Given the rapid changes in the medical device field, what impact is this having on the availability of talent, talent acquisition, and career management for medical device professionals?

In the knowledge-based medical device industry, talent remains one of the main drivers of business growth. Overall, medical device companies are facing talent shortages, in some cases acute talent shortages and the challenge is likely to intensify in upcoming years as the Bureau of Labor Statistic sites a 23% increase in jobs between 2014 and 2024.

Assembly, production, and manufacturing workers are in short supply in most markets. In addition, the medical device industry is yet another “graying market” that is being impacted significantly by retiring baby boomers, particularly within the field of engineering. Finally, given rapid technology innovations and the changing structure of the overall market, new skills are needed.

What Talent Does the Medical Device Industry Need?

Engineering & Scientific

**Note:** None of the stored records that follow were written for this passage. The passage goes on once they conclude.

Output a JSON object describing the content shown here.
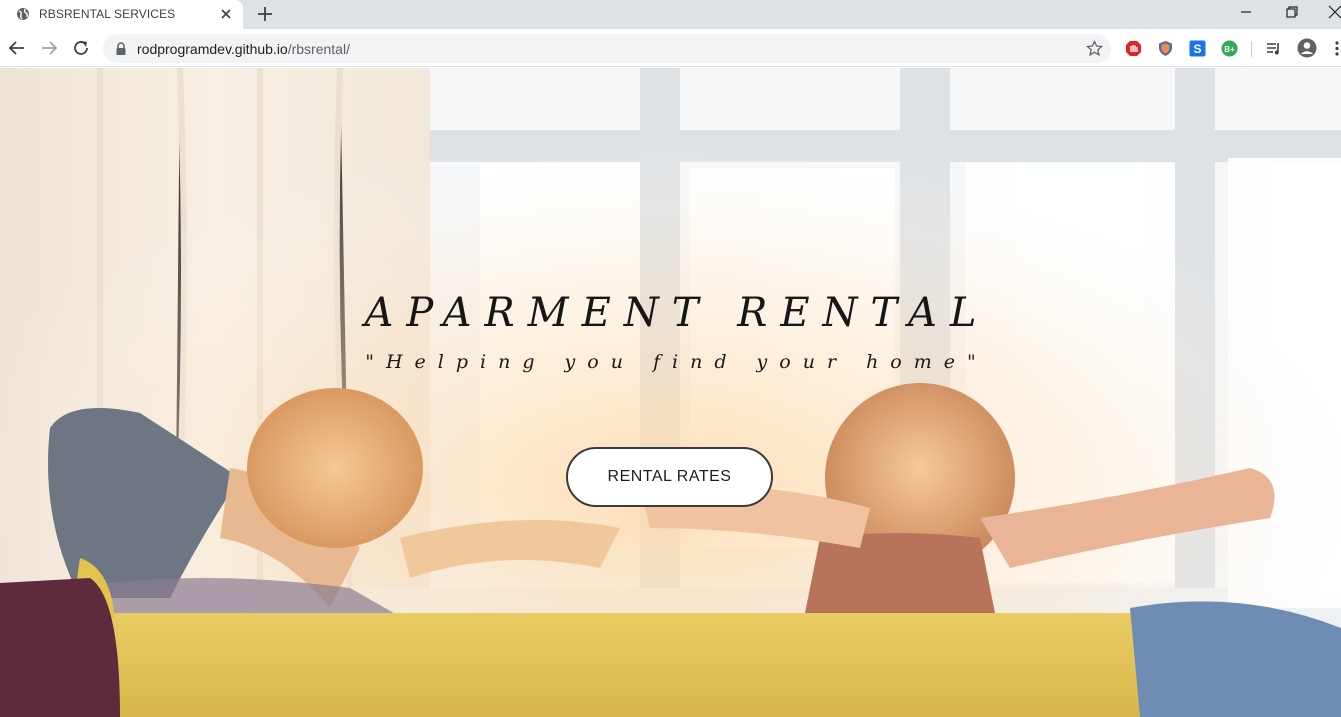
{
  "browser": {
    "tab_title": "RBSRENTAL SERVICES",
    "url_host": "rodprogramdev.github.io",
    "url_path": "/rbsrental/",
    "extension_icons": [
      "adblock-icon",
      "shield-extension-icon",
      "s-extension-icon",
      "b-plus-extension-icon"
    ]
  },
  "hero": {
    "title": "APARMENT RENTAL",
    "subtitle": "\"Helping you find your home\"",
    "cta_label": "RENTAL RATES"
  },
  "colors": {
    "accent_red": "#e02424",
    "extension_blue": "#1a73e8",
    "extension_green": "#34a853",
    "sofa_yellow": "#e3c24e"
  }
}
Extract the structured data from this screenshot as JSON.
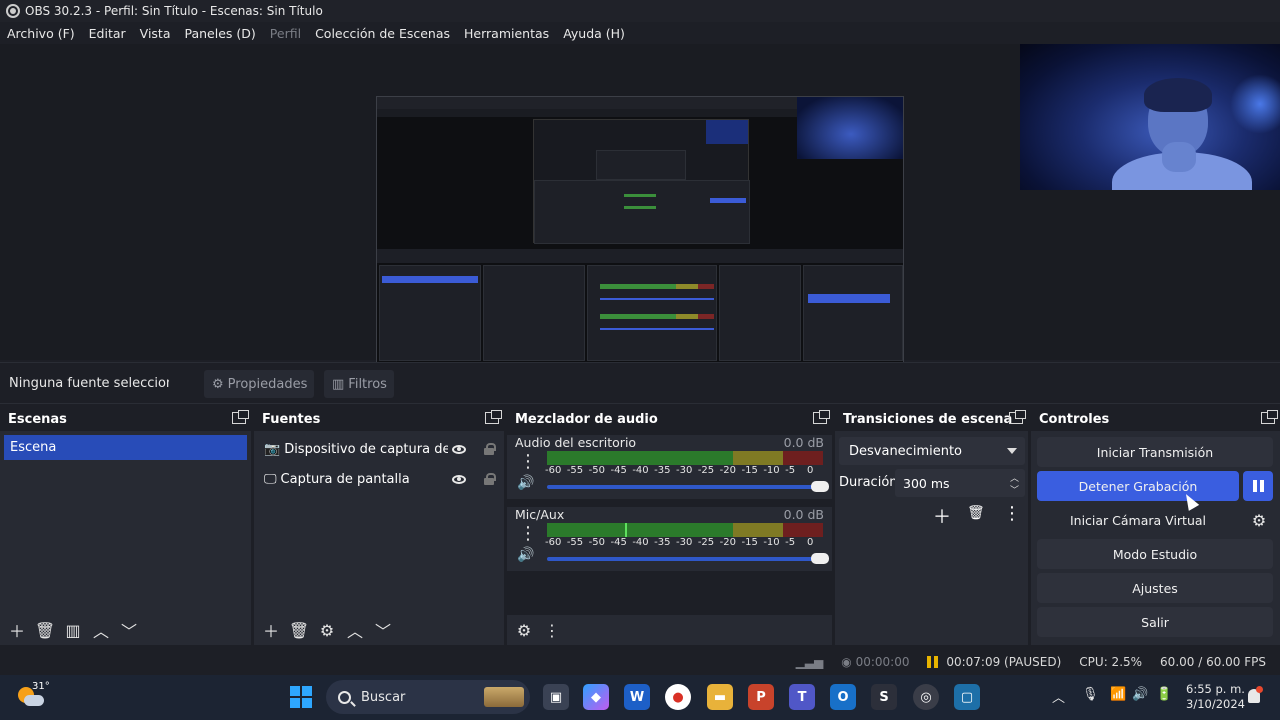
{
  "window": {
    "title": "OBS 30.2.3 - Perfil: Sin Título - Escenas: Sin Título"
  },
  "menu": [
    {
      "label": "Archivo (F)",
      "disabled": false
    },
    {
      "label": "Editar",
      "disabled": false
    },
    {
      "label": "Vista",
      "disabled": false
    },
    {
      "label": "Paneles (D)",
      "disabled": false
    },
    {
      "label": "Perfil",
      "disabled": true
    },
    {
      "label": "Colección de Escenas",
      "disabled": false
    },
    {
      "label": "Herramientas",
      "disabled": false
    },
    {
      "label": "Ayuda (H)",
      "disabled": false
    }
  ],
  "propbar": {
    "no_selection": "Ninguna fuente seleccionada",
    "properties_label": "Propiedades",
    "filters_label": "Filtros"
  },
  "scenes": {
    "title": "Escenas",
    "items": [
      "Escena"
    ]
  },
  "sources": {
    "title": "Fuentes",
    "items": [
      {
        "name": "Dispositivo de captura de video",
        "icon": "camera-icon"
      },
      {
        "name": "Captura de pantalla",
        "icon": "monitor-icon"
      }
    ]
  },
  "mixer": {
    "title": "Mezclador de audio",
    "ticks": [
      "-60",
      "-55",
      "-50",
      "-45",
      "-40",
      "-35",
      "-30",
      "-25",
      "-20",
      "-15",
      "-10",
      "-5",
      "0"
    ],
    "channels": [
      {
        "name": "Audio del escritorio",
        "db": "0.0 dB",
        "level": 0.0
      },
      {
        "name": "Mic/Aux",
        "db": "0.0 dB",
        "level": 0.28
      }
    ]
  },
  "transitions": {
    "title": "Transiciones de escena",
    "selected": "Desvanecimiento",
    "duration_label": "Duración",
    "duration_value": "300 ms"
  },
  "controls": {
    "title": "Controles",
    "start_stream": "Iniciar Transmisión",
    "stop_recording": "Detener Grabación",
    "start_virtual_cam": "Iniciar Cámara Virtual",
    "studio_mode": "Modo Estudio",
    "settings": "Ajustes",
    "exit": "Salir"
  },
  "status": {
    "stream_time": "00:00:00",
    "rec_time": "00:07:09 (PAUSED)",
    "cpu": "CPU: 2.5%",
    "fps": "60.00 / 60.00 FPS"
  },
  "taskbar": {
    "temperature": "31°",
    "search_placeholder": "Buscar",
    "time": "6:55 p. m.",
    "date": "3/10/2024"
  },
  "colors": {
    "accent": "#3a5ee0",
    "selection": "#284cb8",
    "paused": "#e8b400"
  }
}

There is a strong demand for engineering professionals, including process engineers, lean six sigma engineers, quality engineers, validation engineers, manufacturing engineers, new product development engineers, automation engineers, process design engineers, polymer engineers, biomedical engineers, electrical engineers, and software/application engineers.

In addition, there is ever increasing demand for biotechnology and pharmaceutical skills given the increased importance and prevalence of combination drugs. Expertise in the biological sciences, chemistry, and pharmacology are subsets of the needed biotechnology and pharmaceutical talent. Finally, nanotechnology, software, information technology, mathematics (especially statistics), informatics and bioprocessing, and material science are all diverse areas of expertise needed within today’s medical device industry.

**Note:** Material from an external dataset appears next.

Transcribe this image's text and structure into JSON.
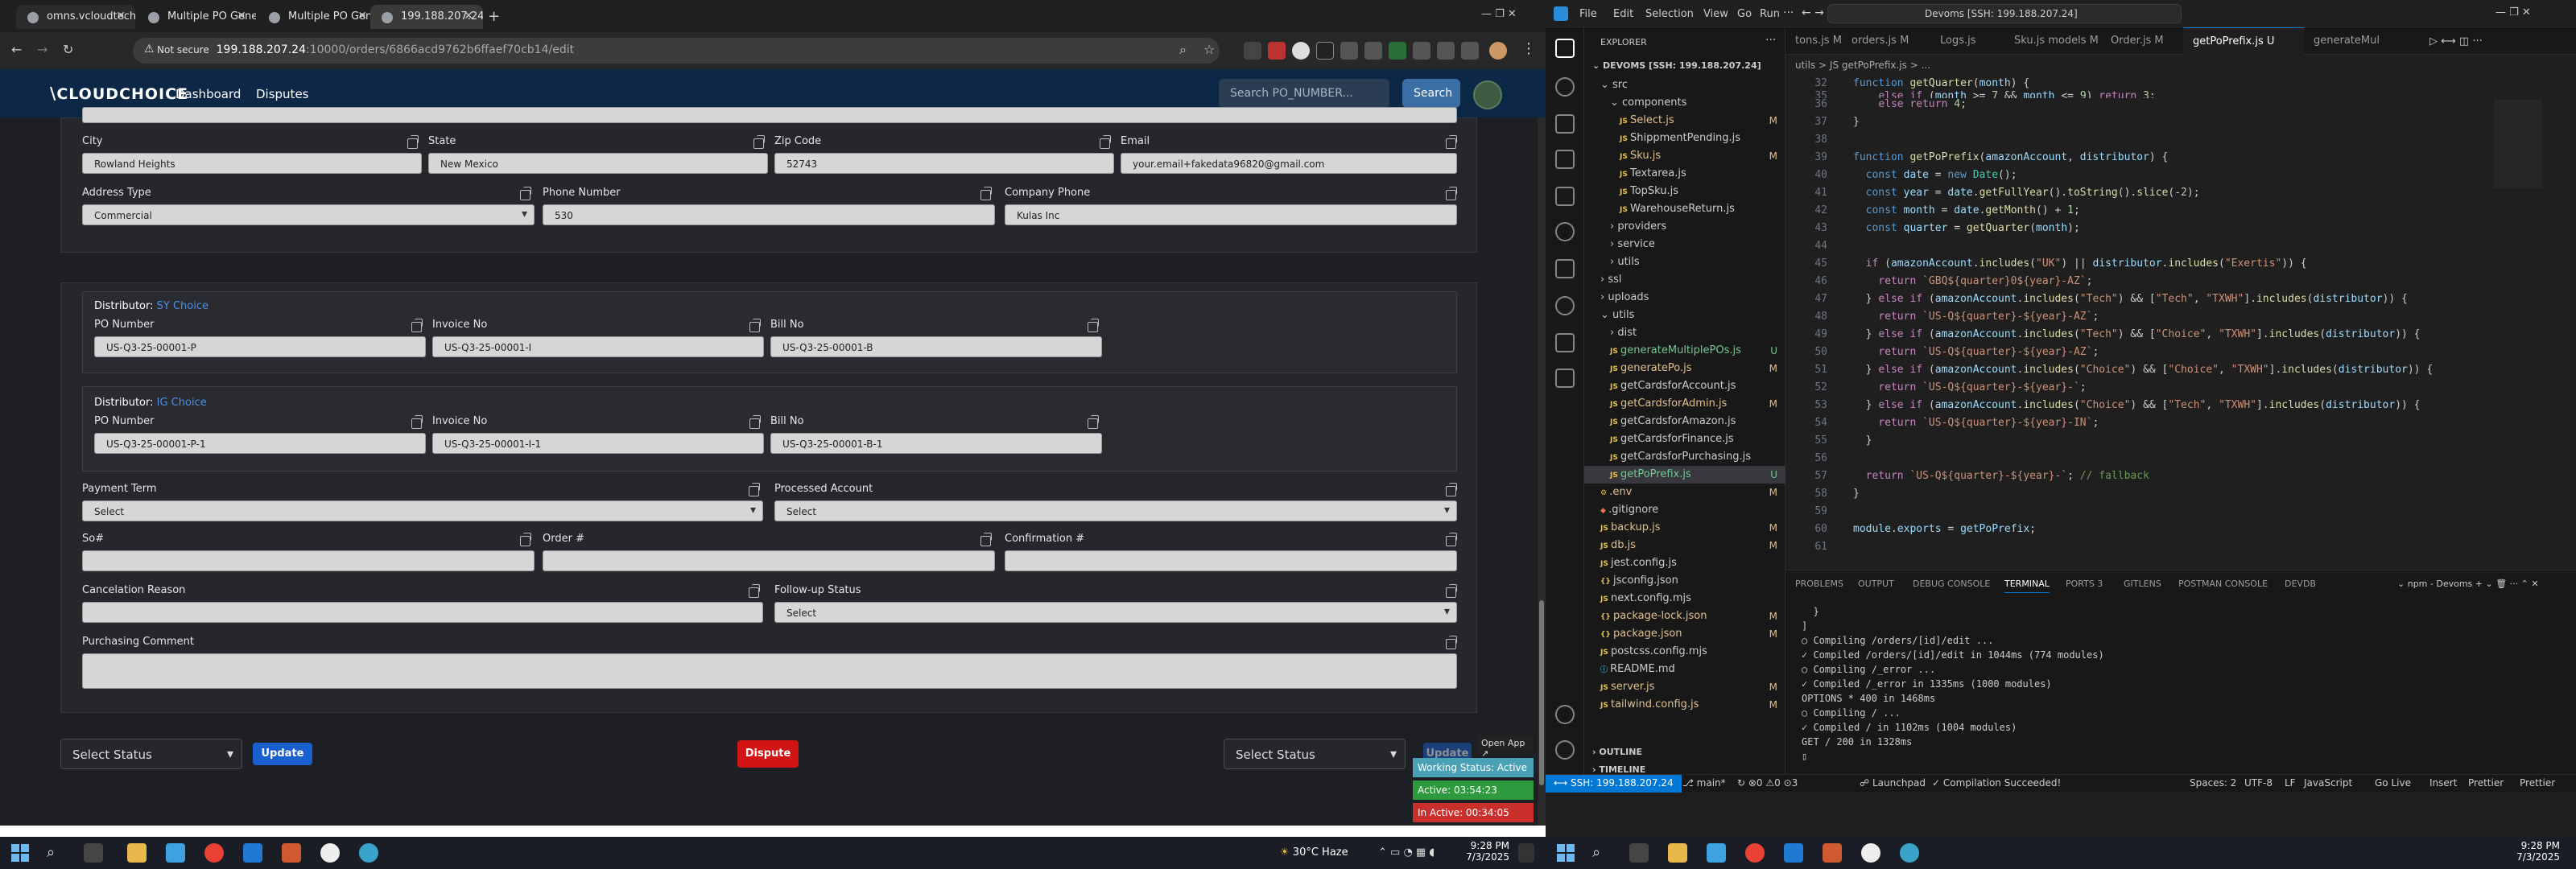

Analytical Decision-Making

Like so many other companies today, medical device companies are flooded with data. The ability to turn data into insights that ultimately fuel analytical decision-making is critically important. The ability to determine what information/data is important and what is not in order to fuel more rapid decision making is in high demand.

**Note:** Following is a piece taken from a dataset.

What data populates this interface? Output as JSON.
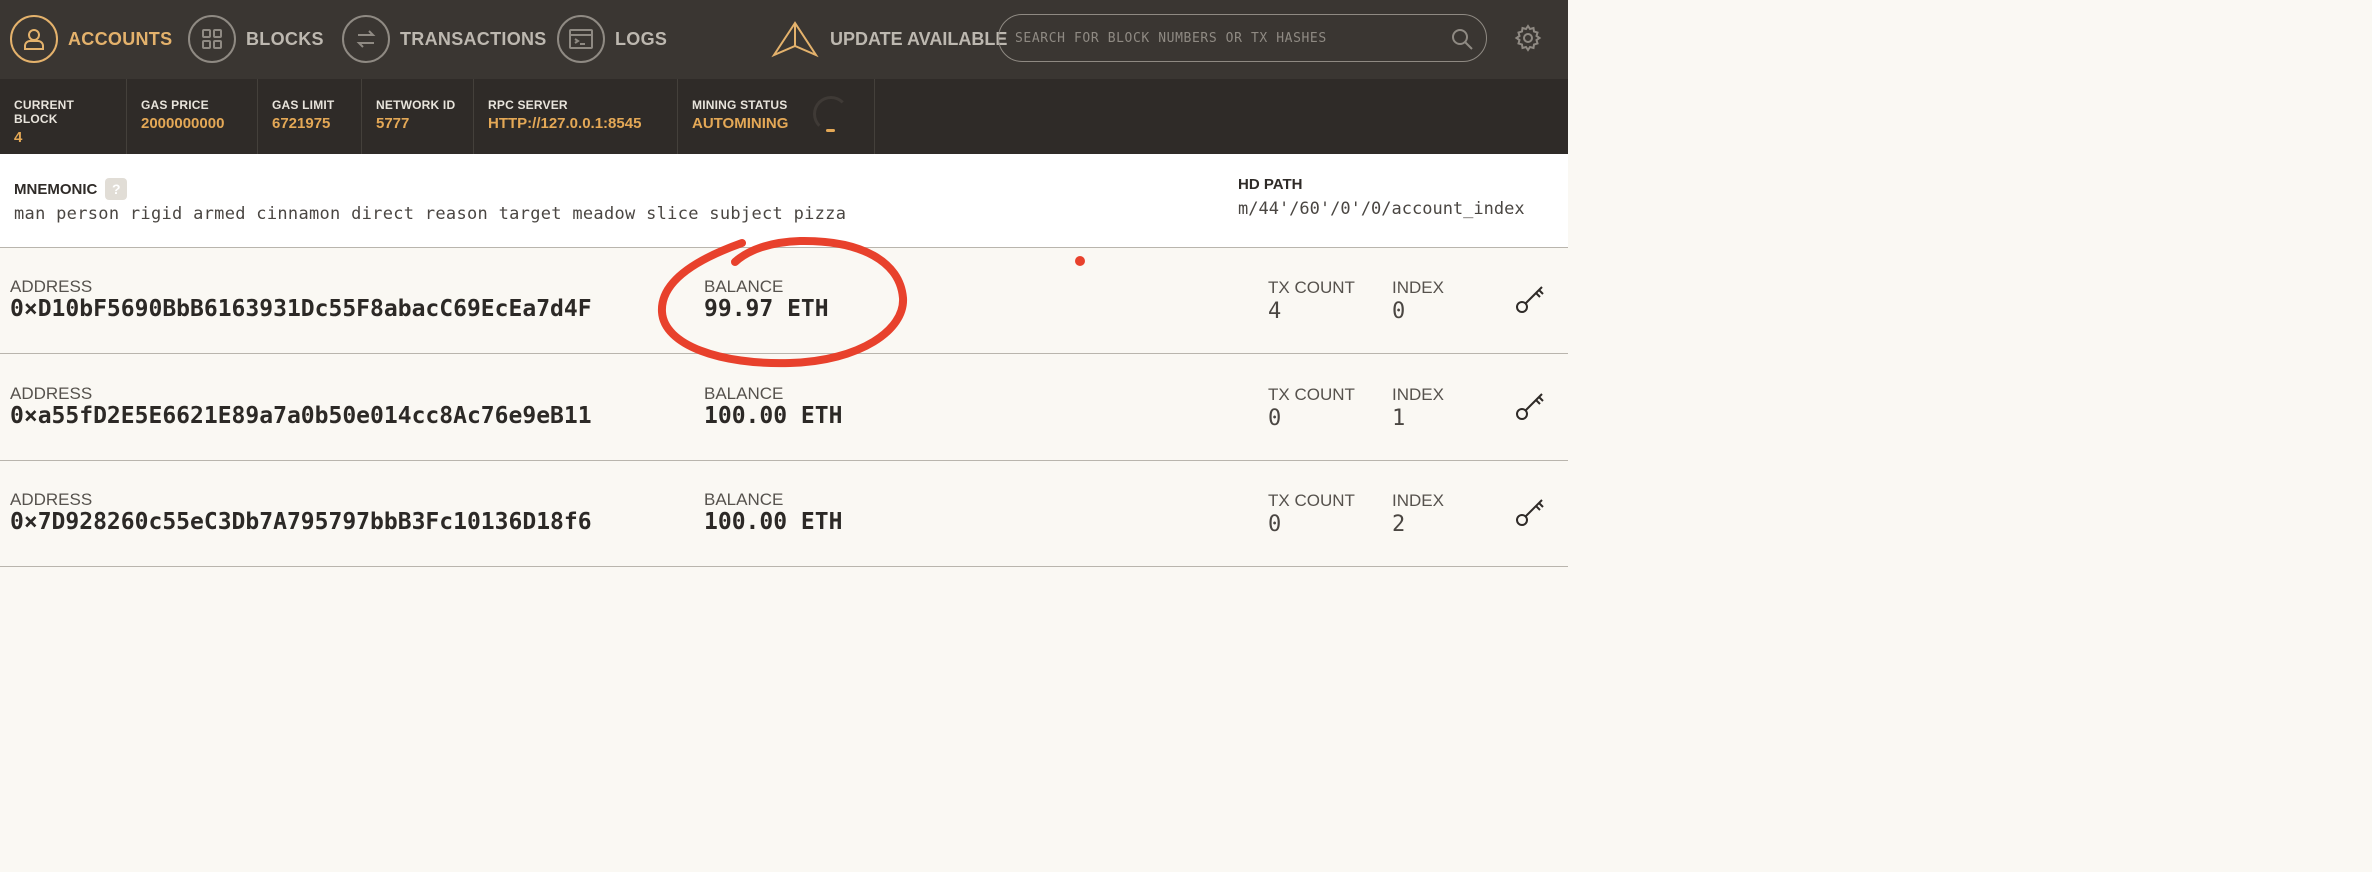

Global Knowledge

The medical device industry is highly global, and much industry growth is coming from emerging markets around the world. Therefore, professionals with a global mindset and understanding are in high demand.

Holistic Approaches

Today’s medical devices are increasingly serving as components in a bigger, very connected system. Holistic thinking and an understanding of the entire ecosystem in which the device operates is critical. Medical device companies need professionals who understand the final clinical use of a product, the varied interfaces with the patient, and how the device will interact with other factors like a given assay or consumables. In other words, medical device companies need engineers and other professionals who are experts in their own disciplines, but who have an understanding of areas outside of their specialty.


As technology and innovations continue to advance, the opportunities within the medical device industry are staggering. We have come a long way from Dr. Elisha Perkins’ two rods and the other quackery from the early days of the medical device industry. Thankfully, today’s creativity and innovation are delivering tremendous benefit to patients.

However, an ongoing challenge for the market will be to secure talent with the required skills to fuel the necessary innovations. There is no question that engineers with medical device expertise will be in high demand. But, medical device industry professionals will need to continually develop their skill sets to ensure maximum competitiveness within the changing market. 180 Engineering thrives on helping both medical device companies and individual professionals navigate this constantly changing landscape.


  1. FDA website
  2. InTouch Health Receives FDA Clearance for the RP-VITA Remote Presence, InTouch Health press release
  3. The Medical Device Industry in the United States, SelectUSA
  4. Emerging Trends in the Medical Devices Industry, WiPro
  5. 2015 Medical Device Trends, Clarkston Consulting
  6. “What Does It Take to Get Hired In The Medical Device Industry These Days?,” MD+DI